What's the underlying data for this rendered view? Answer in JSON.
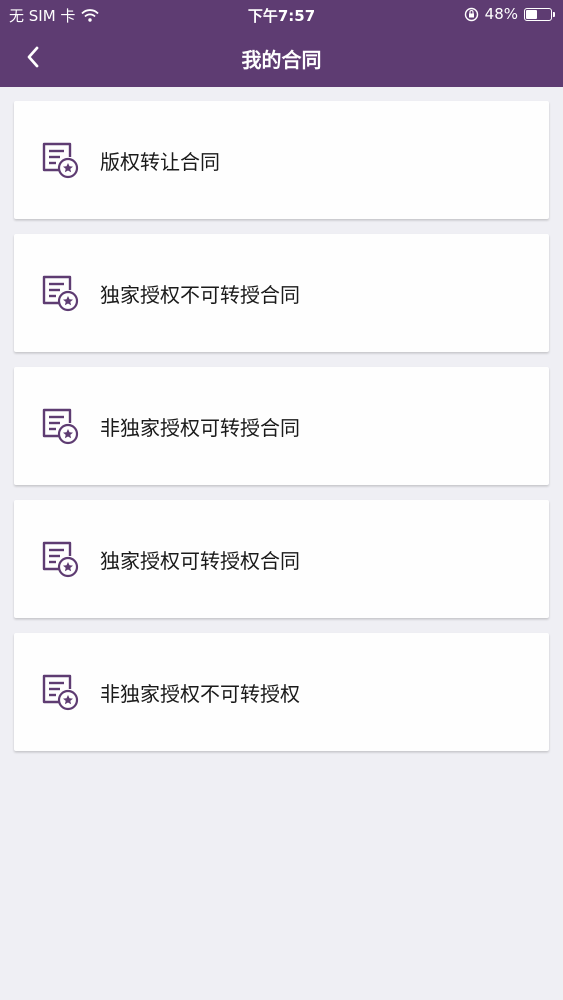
{
  "status_bar": {
    "carrier": "无 SIM 卡",
    "time": "下午7:57",
    "battery": "48%",
    "battery_level": 0.48
  },
  "nav": {
    "title": "我的合同",
    "back_icon": "chevron-left-icon"
  },
  "colors": {
    "header_bg": "#5e3c72",
    "page_bg": "#efeff4",
    "icon": "#5e3c72"
  },
  "contracts": [
    {
      "label": "版权转让合同",
      "icon": "contract-star-icon"
    },
    {
      "label": "独家授权不可转授合同",
      "icon": "contract-star-icon"
    },
    {
      "label": "非独家授权可转授合同",
      "icon": "contract-star-icon"
    },
    {
      "label": "独家授权可转授权合同",
      "icon": "contract-star-icon"
    },
    {
      "label": "非独家授权不可转授权",
      "icon": "contract-star-icon"
    }
  ]
}
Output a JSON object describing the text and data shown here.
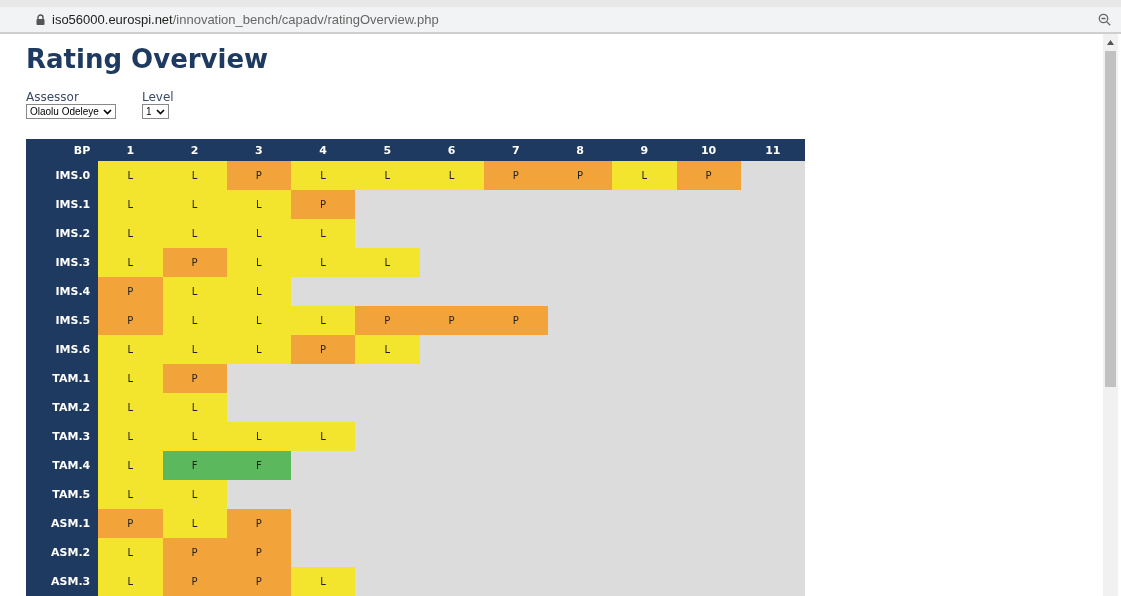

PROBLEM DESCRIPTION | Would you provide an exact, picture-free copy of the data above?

ANSWER AREA |
What's the underlying data for this rendered view? Answer in JSON.
{
  "status_bar": {
    "carrier": "无 SIM 卡",
    "time": "下午7:57",
    "battery": "48%",
    "battery_level": 0.48
  },
  "nav": {
    "title": "我的合同",
    "back_icon": "chevron-left-icon"
  },
  "colors": {
    "header_bg": "#5e3c72",
    "page_bg": "#efeff4",
    "icon": "#5e3c72"
  },
  "contracts": [
    {
      "label": "版权转让合同",
      "icon": "contract-star-icon"
    },
    {
      "label": "独家授权不可转授合同",
      "icon": "contract-star-icon"
    },
    {
      "label": "非独家授权可转授合同",
      "icon": "contract-star-icon"
    },
    {
      "label": "独家授权可转授权合同",
      "icon": "contract-star-icon"
    },
    {
      "label": "非独家授权不可转授权",
      "icon": "contract-star-icon"
    }
  ]
}
Output a JSON object describing the text and data shown here.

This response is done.